*WORK ORDER*.
Write the data out again exactly, dropping any images it holds.

+++ RECORDED INFORMATION +++

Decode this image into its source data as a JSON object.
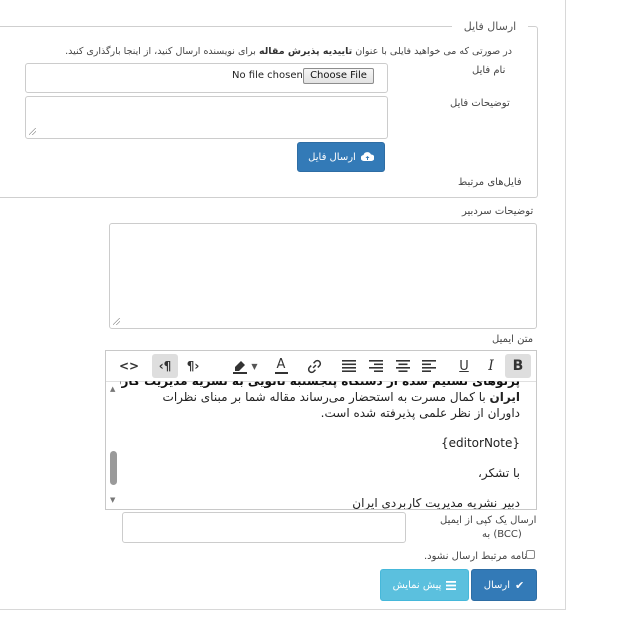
{
  "file_section": {
    "legend": "ارسال فایل",
    "note_prefix": "در صورتی که می خواهید فایلی با عنوان",
    "note_bold": "تاییدیه پذیرش مقاله",
    "note_suffix": "برای نویسنده ارسال کنید، از اینجا بارگذاری کنید.",
    "file_name_label": "نام فایل",
    "file_status": "No file chosen",
    "choose_file_label": "Choose File",
    "file_desc_label": "توضیحات فایل",
    "upload_button": "ارسال فایل",
    "related_files_label": "فایل‌های مرتبط"
  },
  "editor_notes": {
    "label": "توضیحات سردبیر",
    "value": ""
  },
  "email": {
    "label": "متن ایمیل",
    "body_line_cut": "پرتوهای تسلیم شده از دستگاه پنجشنبه نانویی به نشریه مدیریت کاربردی",
    "body_line_1_bold": "ایران",
    "body_line_1": "با کمال مسرت به استحضار می‌رساند مقاله شما بر مبنای نظرات",
    "body_line_2": "داوران از نظر علمی پذیرفته شده است.",
    "editor_note": "{editorNote}",
    "thanks": "با تشکر،",
    "signature_cut": "دبیر نشریه مدیریت کاربردی ایران"
  },
  "toolbar": {
    "icons": [
      "bold-icon",
      "italic-icon",
      "underline-icon",
      "align-left-icon",
      "align-center-icon",
      "align-right-icon",
      "align-justify-icon",
      "link-icon",
      "font-color-icon",
      "highlight-icon",
      "ltr-icon",
      "rtl-icon",
      "source-code-icon"
    ],
    "bold": "B",
    "italic": "I",
    "underline": "U",
    "font_color": "A",
    "ltr": "¶›",
    "rtl": "‹¶",
    "source": "<>"
  },
  "bcc": {
    "label_line1": "ارسال یک کپی از ایمیل",
    "label_line2": "(BCC) به",
    "value": ""
  },
  "no_send": {
    "label": "نامه مرتبط ارسال نشود.",
    "checked": false
  },
  "actions": {
    "send": "ارسال",
    "preview": "پیش نمایش"
  },
  "colors": {
    "primary": "#337ab7",
    "info": "#5bc0de"
  }
}
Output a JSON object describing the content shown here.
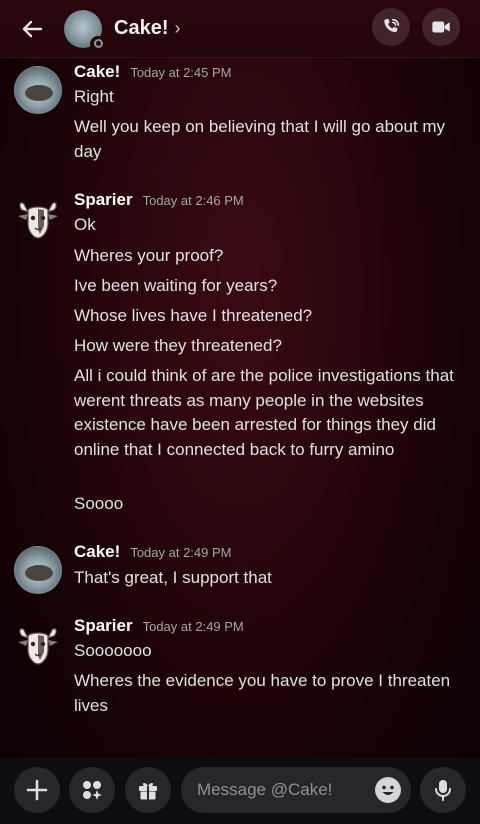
{
  "header": {
    "title": "Cake!",
    "chevron": "›",
    "back_icon": "arrow-left-icon",
    "call_icon": "phone-call-icon",
    "video_icon": "video-camera-icon"
  },
  "messages": [
    {
      "author": "Cake!",
      "time": "Today at 2:45 PM",
      "avatar": "cake",
      "lines": [
        "Right",
        "Well you keep on believing that I will go about my day"
      ]
    },
    {
      "author": "Sparier",
      "time": "Today at 2:46 PM",
      "avatar": "sparier",
      "lines": [
        "Ok",
        "Wheres your proof?",
        "Ive been waiting for years?",
        "Whose lives have I threatened?",
        "How were they threatened?",
        "All i could think of are the police investigations that werent threats as many people in the websites existence have been arrested for things they did online that I connected back to furry amino",
        "Soooo"
      ]
    },
    {
      "author": "Cake!",
      "time": "Today at 2:49 PM",
      "avatar": "cake",
      "lines": [
        "That's great, I support that"
      ]
    },
    {
      "author": "Sparier",
      "time": "Today at 2:49 PM",
      "avatar": "sparier",
      "lines": [
        "Sooooooo",
        "Wheres the evidence you have to prove I threaten lives"
      ]
    }
  ],
  "composer": {
    "placeholder": "Message @Cake!",
    "icons": [
      "plus-icon",
      "apps-icon",
      "gift-icon",
      "emoji-icon",
      "microphone-icon"
    ]
  },
  "colors": {
    "background": "#230509",
    "text": "#dfe1e5",
    "muted": "#a3a6aa",
    "composer": "#0c0d10",
    "control": "#26272c"
  }
}
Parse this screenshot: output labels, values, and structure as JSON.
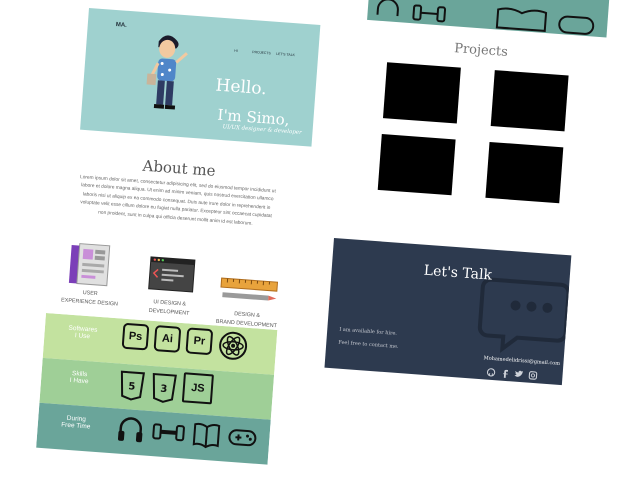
{
  "hero": {
    "logo": "MA.",
    "nav": [
      "HI",
      "PROJECTS",
      "LET'S TALK"
    ],
    "greeting": "Hello.",
    "intro": "I'm Simo,",
    "role": "UI/UX designer & developer",
    "bg_color": "#9fd1cf"
  },
  "about": {
    "title": "About me",
    "body": "Lorem ipsum dolor sit amet, consectetur adipisicing elit, sed do eiusmod tempor incididunt ut labore et dolore magna aliqua. Ut enim ad minim veniam, quis nostrud exercitation ullamco laboris nisi ut aliquip ex ea commodo consequat. Duis aute irure dolor in reprehenderit in voluptate velit esse cillum dolore eu fugiat nulla pariatur. Excepteur sint occaecat cupidatat non proident, sunt in culpa qui officia deserunt mollit anim id est laborum."
  },
  "services": [
    {
      "line1": "USER",
      "line2": "EXPERIENCE DESIGN",
      "icon": "ux-design-icon"
    },
    {
      "line1": "UI DESIGN &",
      "line2": "DEVELOPMENT",
      "icon": "code-window-icon"
    },
    {
      "line1": "DESIGN &",
      "line2": "BRAND DEVELOPMENT",
      "icon": "ruler-pencil-icon"
    }
  ],
  "skills": [
    {
      "label1": "Softwares",
      "label2": "I Use",
      "color": "#c3e29f",
      "items": [
        "Ps",
        "Ai",
        "Pr",
        "atom-icon"
      ]
    },
    {
      "label1": "Skills",
      "label2": "I Have",
      "color": "#9fcf97",
      "items": [
        "html5-icon",
        "css3-icon",
        "JS"
      ]
    },
    {
      "label1": "During",
      "label2": "Free Time",
      "color": "#6aa59a",
      "items": [
        "headphones-icon",
        "dumbbell-icon",
        "book-icon",
        "gamepad-icon"
      ]
    }
  ],
  "projects": {
    "title": "Projects"
  },
  "contact": {
    "title": "Let's Talk",
    "line1": "I am available for hire.",
    "line2": "Feel free to contact me.",
    "email": "Mohamedelidrissi@gmail.com",
    "social": [
      "github-icon",
      "facebook-icon",
      "twitter-icon",
      "instagram-icon"
    ],
    "bg_color": "#2d3a4f"
  }
}
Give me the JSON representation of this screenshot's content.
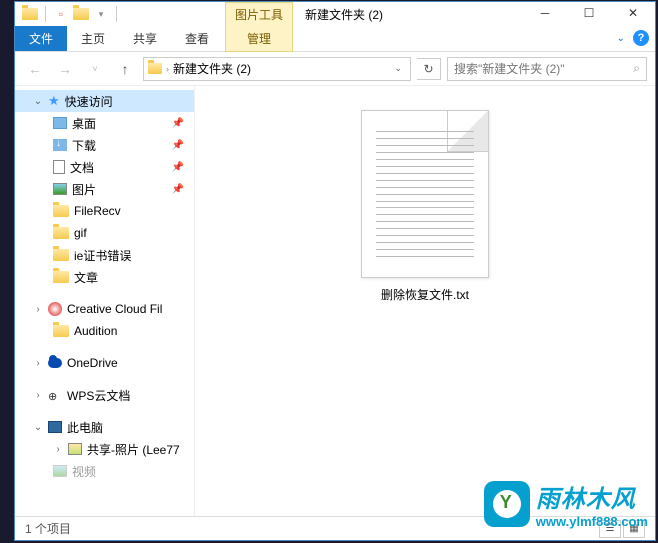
{
  "title": "新建文件夹 (2)",
  "tool_tab": "图片工具",
  "ribbon": {
    "file": "文件",
    "home": "主页",
    "share": "共享",
    "view": "查看",
    "manage": "管理"
  },
  "breadcrumb": {
    "current": "新建文件夹 (2)"
  },
  "search_placeholder": "搜索\"新建文件夹 (2)\"",
  "sidebar": {
    "quick_access": "快速访问",
    "items": [
      {
        "label": "桌面",
        "pin": true
      },
      {
        "label": "下载",
        "pin": true
      },
      {
        "label": "文档",
        "pin": true
      },
      {
        "label": "图片",
        "pin": true
      },
      {
        "label": "FileRecv",
        "pin": false
      },
      {
        "label": "gif",
        "pin": false
      },
      {
        "label": "ie证书错误",
        "pin": false
      },
      {
        "label": "文章",
        "pin": false
      }
    ],
    "cc": "Creative Cloud Fil",
    "audition": "Audition",
    "onedrive": "OneDrive",
    "wps": "WPS云文档",
    "this_pc": "此电脑",
    "shared": "共享-照片 (Lee77",
    "video": "视频"
  },
  "file": {
    "name": "删除恢复文件.txt"
  },
  "status": {
    "count": "1 个项目"
  },
  "watermark": {
    "title": "雨林木风",
    "url": "www.ylmf888.com"
  }
}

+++

*RESULT*.
Decode this image into its source data as a JSON object.
{
  "file_section": {
    "legend": "ارسال فایل",
    "note_prefix": "در صورتی که می خواهید فایلی با عنوان",
    "note_bold": "تاییدیه پذیرش مقاله",
    "note_suffix": "برای نویسنده ارسال کنید، از اینجا بارگذاری کنید.",
    "file_name_label": "نام فایل",
    "file_status": "No file chosen",
    "choose_file_label": "Choose File",
    "file_desc_label": "توضیحات فایل",
    "upload_button": "ارسال فایل",
    "related_files_label": "فایل‌های مرتبط"
  },
  "editor_notes": {
    "label": "توضیحات سردبیر",
    "value": ""
  },
  "email": {
    "label": "متن ایمیل",
    "body_line_cut": "پرتوهای تسلیم شده از دستگاه پنجشنبه نانویی به نشریه مدیریت کاربردی",
    "body_line_1_bold": "ایران",
    "body_line_1": "با کمال مسرت به استحضار می‌رساند مقاله شما بر مبنای نظرات",
    "body_line_2": "داوران از نظر علمی پذیرفته شده است.",
    "editor_note": "{editorNote}",
    "thanks": "با تشکر،",
    "signature_cut": "دبیر نشریه مدیریت کاربردی ایران"
  },
  "toolbar": {
    "icons": [
      "bold-icon",
      "italic-icon",
      "underline-icon",
      "align-left-icon",
      "align-center-icon",
      "align-right-icon",
      "align-justify-icon",
      "link-icon",
      "font-color-icon",
      "highlight-icon",
      "ltr-icon",
      "rtl-icon",
      "source-code-icon"
    ],
    "bold": "B",
    "italic": "I",
    "underline": "U",
    "font_color": "A",
    "ltr": "¶›",
    "rtl": "‹¶",
    "source": "<>"
  },
  "bcc": {
    "label_line1": "ارسال یک کپی از ایمیل",
    "label_line2": "(BCC) به",
    "value": ""
  },
  "no_send": {
    "label": "نامه مرتبط ارسال نشود.",
    "checked": false
  },
  "actions": {
    "send": "ارسال",
    "preview": "پیش نمایش"
  },
  "colors": {
    "primary": "#337ab7",
    "info": "#5bc0de"
  }
}
Output a JSON object describing the content shown here.
{
  "header": {
    "title": "Cake!",
    "chevron": "›",
    "back_icon": "arrow-left-icon",
    "call_icon": "phone-call-icon",
    "video_icon": "video-camera-icon"
  },
  "messages": [
    {
      "author": "Cake!",
      "time": "Today at 2:45 PM",
      "avatar": "cake",
      "lines": [
        "Right",
        "Well you keep on believing that I will go about my day"
      ]
    },
    {
      "author": "Sparier",
      "time": "Today at 2:46 PM",
      "avatar": "sparier",
      "lines": [
        "Ok",
        "Wheres your proof?",
        "Ive been waiting for years?",
        "Whose lives have I threatened?",
        "How were they threatened?",
        "All i could think of are the police investigations that werent threats as many people in the websites existence have been arrested for things they did online that I connected back to furry amino",
        "Soooo"
      ]
    },
    {
      "author": "Cake!",
      "time": "Today at 2:49 PM",
      "avatar": "cake",
      "lines": [
        "That's great, I support that"
      ]
    },
    {
      "author": "Sparier",
      "time": "Today at 2:49 PM",
      "avatar": "sparier",
      "lines": [
        "Sooooooo",
        "Wheres the evidence you have to prove I threaten lives"
      ]
    }
  ],
  "composer": {
    "placeholder": "Message @Cake!",
    "icons": [
      "plus-icon",
      "apps-icon",
      "gift-icon",
      "emoji-icon",
      "microphone-icon"
    ]
  },
  "colors": {
    "background": "#230509",
    "text": "#dfe1e5",
    "muted": "#a3a6aa",
    "composer": "#0c0d10",
    "control": "#26272c"
  }
}
Parse this screenshot: output labels, values, and structure as JSON.
{
  "hero": {
    "logo": "MA.",
    "nav": [
      "HI",
      "PROJECTS",
      "LET'S TALK"
    ],
    "greeting": "Hello.",
    "intro": "I'm Simo,",
    "role": "UI/UX designer & developer",
    "bg_color": "#9fd1cf"
  },
  "about": {
    "title": "About me",
    "body": "Lorem ipsum dolor sit amet, consectetur adipisicing elit, sed do eiusmod tempor incididunt ut labore et dolore magna aliqua. Ut enim ad minim veniam, quis nostrud exercitation ullamco laboris nisi ut aliquip ex ea commodo consequat. Duis aute irure dolor in reprehenderit in voluptate velit esse cillum dolore eu fugiat nulla pariatur. Excepteur sint occaecat cupidatat non proident, sunt in culpa qui officia deserunt mollit anim id est laborum."
  },
  "services": [
    {
      "line1": "USER",
      "line2": "EXPERIENCE DESIGN",
      "icon": "ux-design-icon"
    },
    {
      "line1": "UI DESIGN &",
      "line2": "DEVELOPMENT",
      "icon": "code-window-icon"
    },
    {
      "line1": "DESIGN &",
      "line2": "BRAND DEVELOPMENT",
      "icon": "ruler-pencil-icon"
    }
  ],
  "skills": [
    {
      "label1": "Softwares",
      "label2": "I Use",
      "color": "#c3e29f",
      "items": [
        "Ps",
        "Ai",
        "Pr",
        "atom-icon"
      ]
    },
    {
      "label1": "Skills",
      "label2": "I Have",
      "color": "#9fcf97",
      "items": [
        "html5-icon",
        "css3-icon",
        "JS"
      ]
    },
    {
      "label1": "During",
      "label2": "Free Time",
      "color": "#6aa59a",
      "items": [
        "headphones-icon",
        "dumbbell-icon",
        "book-icon",
        "gamepad-icon"
      ]
    }
  ],
  "projects": {
    "title": "Projects"
  },
  "contact": {
    "title": "Let's Talk",
    "line1": "I am available for hire.",
    "line2": "Feel free to contact me.",
    "email": "Mohamedelidrissi@gmail.com",
    "social": [
      "github-icon",
      "facebook-icon",
      "twitter-icon",
      "instagram-icon"
    ],
    "bg_color": "#2d3a4f"
  }
}
Give me the JSON representation of this screenshot's content.
{
  "title": "新建文件夹 (2)",
  "tool_tab": "图片工具",
  "ribbon": {
    "file": "文件",
    "home": "主页",
    "share": "共享",
    "view": "查看",
    "manage": "管理"
  },
  "breadcrumb": {
    "current": "新建文件夹 (2)"
  },
  "search_placeholder": "搜索\"新建文件夹 (2)\"",
  "sidebar": {
    "quick_access": "快速访问",
    "items": [
      {
        "label": "桌面",
        "pin": true
      },
      {
        "label": "下载",
        "pin": true
      },
      {
        "label": "文档",
        "pin": true
      },
      {
        "label": "图片",
        "pin": true
      },
      {
        "label": "FileRecv",
        "pin": false
      },
      {
        "label": "gif",
        "pin": false
      },
      {
        "label": "ie证书错误",
        "pin": false
      },
      {
        "label": "文章",
        "pin": false
      }
    ],
    "cc": "Creative Cloud Fil",
    "audition": "Audition",
    "onedrive": "OneDrive",
    "wps": "WPS云文档",
    "this_pc": "此电脑",
    "shared": "共享-照片 (Lee77",
    "video": "视频"
  },
  "file": {
    "name": "删除恢复文件.txt"
  },
  "status": {
    "count": "1 个项目"
  },
  "watermark": {
    "title": "雨林木风",
    "url": "www.ylmf888.com"
  }
}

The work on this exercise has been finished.